Locating and removing unexploded ordnance (UXO) is a critical safety measure around the world. UXOs are a result of past military training, weapons testing, accidents, and conflicts, and can be found on land and in the water—even buried under the seafloor. Pacific Northwest National Laboratory (PNNL) researchers support underwater testing to help advance technologies that detect and classify UXO in the marine environment. This problem is uniquely challenging in the dynamic underwater ocean environment for safe and efficient munitions remediation.
The PNNL research team supporting the Sequim Bay Underwater Demonstration Site was recently awarded the ESTCP Project of the Year in Munitions Response by the Department of Defense’s (DoD’s) Strategic Environmental Research and Development Program and Environmental Security Technology Certification Program (SERDP & ESTCP). At the 2022 SERDP & ESTCP and Operational Energy Innovation Symposium, the team was recognized for their efforts supporting testing and development of new technologies that detect UXO on and below the seafloor.
“It’s an honor to be recognized for all the hard work that our team has accomplished over the last five years to support SERDP & ESTCP and their munitions remediation efforts,” said Dana Woodruff, PNNL Earth scientist and project manager.
Located on Sequim Bay in Washington State, PNNL-Sequim campus is home to Department of Energy’s only marine sciences laboratory, an underwater demonstration site, multiple research vessels, and an experienced team of marine scientists and scientific divers.
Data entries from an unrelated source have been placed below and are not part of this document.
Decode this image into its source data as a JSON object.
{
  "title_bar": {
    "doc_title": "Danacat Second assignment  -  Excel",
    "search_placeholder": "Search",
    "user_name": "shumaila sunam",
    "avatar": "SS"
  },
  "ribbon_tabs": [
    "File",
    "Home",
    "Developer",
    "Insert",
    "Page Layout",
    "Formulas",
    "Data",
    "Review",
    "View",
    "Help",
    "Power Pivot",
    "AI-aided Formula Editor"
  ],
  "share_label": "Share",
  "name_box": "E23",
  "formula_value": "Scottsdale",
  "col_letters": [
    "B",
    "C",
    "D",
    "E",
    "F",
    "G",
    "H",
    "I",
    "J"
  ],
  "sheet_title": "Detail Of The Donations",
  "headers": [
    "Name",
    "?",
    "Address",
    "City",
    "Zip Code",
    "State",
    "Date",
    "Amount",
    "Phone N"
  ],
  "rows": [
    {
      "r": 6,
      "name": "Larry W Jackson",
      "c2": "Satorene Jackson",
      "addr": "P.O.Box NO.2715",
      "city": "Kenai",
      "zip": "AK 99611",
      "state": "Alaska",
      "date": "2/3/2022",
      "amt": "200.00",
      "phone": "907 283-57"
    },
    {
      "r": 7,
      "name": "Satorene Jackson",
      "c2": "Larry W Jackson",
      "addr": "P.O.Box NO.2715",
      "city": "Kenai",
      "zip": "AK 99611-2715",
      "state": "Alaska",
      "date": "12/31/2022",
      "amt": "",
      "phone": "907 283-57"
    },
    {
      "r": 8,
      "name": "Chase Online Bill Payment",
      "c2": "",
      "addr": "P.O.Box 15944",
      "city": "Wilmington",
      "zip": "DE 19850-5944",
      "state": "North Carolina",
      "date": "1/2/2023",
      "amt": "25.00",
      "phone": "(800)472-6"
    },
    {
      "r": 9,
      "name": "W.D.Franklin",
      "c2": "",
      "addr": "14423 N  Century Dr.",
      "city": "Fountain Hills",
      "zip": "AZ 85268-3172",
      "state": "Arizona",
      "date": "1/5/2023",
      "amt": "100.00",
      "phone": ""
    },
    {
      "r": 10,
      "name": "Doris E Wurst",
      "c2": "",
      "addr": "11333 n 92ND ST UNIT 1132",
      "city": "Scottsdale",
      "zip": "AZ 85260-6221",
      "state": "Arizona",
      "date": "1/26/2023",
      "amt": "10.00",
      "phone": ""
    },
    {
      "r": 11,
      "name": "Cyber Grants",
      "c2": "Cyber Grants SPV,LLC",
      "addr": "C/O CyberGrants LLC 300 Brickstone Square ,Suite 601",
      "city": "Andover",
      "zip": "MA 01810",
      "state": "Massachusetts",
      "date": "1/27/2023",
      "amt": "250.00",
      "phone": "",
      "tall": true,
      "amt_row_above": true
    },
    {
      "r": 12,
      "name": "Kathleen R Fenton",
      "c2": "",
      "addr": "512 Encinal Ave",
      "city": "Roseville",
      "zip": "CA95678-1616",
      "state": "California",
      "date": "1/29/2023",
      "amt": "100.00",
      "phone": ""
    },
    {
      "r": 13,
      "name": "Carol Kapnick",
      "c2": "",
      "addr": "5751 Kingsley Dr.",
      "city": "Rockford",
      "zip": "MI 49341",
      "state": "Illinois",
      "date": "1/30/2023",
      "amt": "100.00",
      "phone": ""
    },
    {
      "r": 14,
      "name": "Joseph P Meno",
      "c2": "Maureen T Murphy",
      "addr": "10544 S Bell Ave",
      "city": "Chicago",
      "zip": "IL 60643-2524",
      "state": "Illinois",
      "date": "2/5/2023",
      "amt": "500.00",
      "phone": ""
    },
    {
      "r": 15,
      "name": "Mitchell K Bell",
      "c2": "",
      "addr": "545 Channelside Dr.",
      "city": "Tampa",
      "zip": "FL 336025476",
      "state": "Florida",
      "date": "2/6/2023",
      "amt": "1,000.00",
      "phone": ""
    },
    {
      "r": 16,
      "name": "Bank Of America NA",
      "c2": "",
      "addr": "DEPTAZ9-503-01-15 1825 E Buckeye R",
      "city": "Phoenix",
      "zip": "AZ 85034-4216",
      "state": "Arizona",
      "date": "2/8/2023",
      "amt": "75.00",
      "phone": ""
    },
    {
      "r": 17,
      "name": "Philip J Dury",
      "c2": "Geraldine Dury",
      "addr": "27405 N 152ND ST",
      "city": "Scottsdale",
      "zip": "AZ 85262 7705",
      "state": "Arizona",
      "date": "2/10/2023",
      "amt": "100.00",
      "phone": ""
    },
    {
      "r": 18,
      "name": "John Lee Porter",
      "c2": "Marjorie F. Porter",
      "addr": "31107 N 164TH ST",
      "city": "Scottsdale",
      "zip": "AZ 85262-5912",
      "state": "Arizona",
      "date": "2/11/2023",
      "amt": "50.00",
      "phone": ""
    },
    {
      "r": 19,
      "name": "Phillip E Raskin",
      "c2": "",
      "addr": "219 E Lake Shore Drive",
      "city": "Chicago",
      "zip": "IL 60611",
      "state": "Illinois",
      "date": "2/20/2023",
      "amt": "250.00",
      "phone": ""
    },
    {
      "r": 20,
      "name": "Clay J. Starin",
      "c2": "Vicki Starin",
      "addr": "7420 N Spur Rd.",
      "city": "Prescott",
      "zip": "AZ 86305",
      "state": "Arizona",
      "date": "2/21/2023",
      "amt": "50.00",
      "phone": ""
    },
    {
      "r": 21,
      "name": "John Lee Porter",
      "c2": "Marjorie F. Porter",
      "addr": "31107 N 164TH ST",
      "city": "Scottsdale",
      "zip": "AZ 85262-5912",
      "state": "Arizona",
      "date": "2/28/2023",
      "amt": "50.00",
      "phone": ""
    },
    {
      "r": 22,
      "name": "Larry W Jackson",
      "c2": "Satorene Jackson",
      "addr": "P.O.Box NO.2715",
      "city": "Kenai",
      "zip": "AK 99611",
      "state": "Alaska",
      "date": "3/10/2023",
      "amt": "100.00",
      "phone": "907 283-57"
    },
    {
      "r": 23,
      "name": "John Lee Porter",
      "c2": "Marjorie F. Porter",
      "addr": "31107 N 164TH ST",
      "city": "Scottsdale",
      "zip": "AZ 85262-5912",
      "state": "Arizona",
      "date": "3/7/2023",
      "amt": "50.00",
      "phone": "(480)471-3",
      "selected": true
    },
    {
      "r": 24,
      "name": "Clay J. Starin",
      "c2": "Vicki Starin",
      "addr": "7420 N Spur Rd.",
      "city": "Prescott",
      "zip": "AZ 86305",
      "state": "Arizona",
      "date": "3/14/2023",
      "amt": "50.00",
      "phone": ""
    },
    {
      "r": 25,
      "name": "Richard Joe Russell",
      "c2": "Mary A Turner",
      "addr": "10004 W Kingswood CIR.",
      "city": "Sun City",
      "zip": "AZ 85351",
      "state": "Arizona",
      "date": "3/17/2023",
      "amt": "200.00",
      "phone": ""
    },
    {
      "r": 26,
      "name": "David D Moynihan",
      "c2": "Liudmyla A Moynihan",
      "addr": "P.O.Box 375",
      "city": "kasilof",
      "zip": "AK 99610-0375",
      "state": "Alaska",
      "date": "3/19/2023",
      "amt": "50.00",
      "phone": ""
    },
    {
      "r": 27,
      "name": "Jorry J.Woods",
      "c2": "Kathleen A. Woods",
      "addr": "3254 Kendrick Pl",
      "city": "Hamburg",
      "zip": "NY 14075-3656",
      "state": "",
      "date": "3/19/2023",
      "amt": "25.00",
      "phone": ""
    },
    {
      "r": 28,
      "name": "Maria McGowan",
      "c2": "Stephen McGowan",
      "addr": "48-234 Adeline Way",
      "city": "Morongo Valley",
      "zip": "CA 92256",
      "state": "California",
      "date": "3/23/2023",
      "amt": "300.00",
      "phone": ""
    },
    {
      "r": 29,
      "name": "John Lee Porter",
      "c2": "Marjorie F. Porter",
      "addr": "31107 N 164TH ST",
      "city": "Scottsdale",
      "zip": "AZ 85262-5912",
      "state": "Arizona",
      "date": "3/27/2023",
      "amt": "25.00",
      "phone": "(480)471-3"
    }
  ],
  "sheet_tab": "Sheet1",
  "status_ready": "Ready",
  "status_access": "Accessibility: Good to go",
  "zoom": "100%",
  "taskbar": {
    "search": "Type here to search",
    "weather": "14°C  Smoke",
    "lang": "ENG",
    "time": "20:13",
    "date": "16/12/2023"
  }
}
SERDP originally chose to use PNNL-Sequim in 2016 as a test site for their projects because of these unique facilities and relevant marine expertise, coupled with the environmental conditions in nearby Sequim Bay.
“Sequim Bay has relatively calm weather and a clean seafloor which are valuable qualities in a demonstration site,” explained Joseph Haxel, PNNL Earth scientist and principal investigator for the demonstration site team. “We’ve characterized the underwater environment in detail—from the different types of sediments to the water quality—so we can test a variety of new technologies.”
SERDP & ESTCP funds developers to test their munitions-detecting technologies at the Sequim Bay Underwater Demonstration Site. Before testing, PNNL scientific divers place inert or replica munitions on the seafloor of the demonstration site in pre-determined locations. Then, developers test their technologies at the site and researchers to evaluate how well the devices were able to locate and classify the underwater targets.
“Not only is the technology tested in Sequim Bay being commercialized and used elsewhere, but we’re also sharing what we’ve learned establishing this demonstration site over the last few years to inform the establishment of new testbeds in locations with different environmental conditions that will further support munitions remediation efforts around the world,” explained Woodruff.
This work was supported by DoD’s SERDP & ESTCP. SERDP is a DoD program planned and executed in partnership with the Department of Energy and the Environmental Protection Agency. Learn more about the Sequim Bay Underwater Demonstration Site at the project website.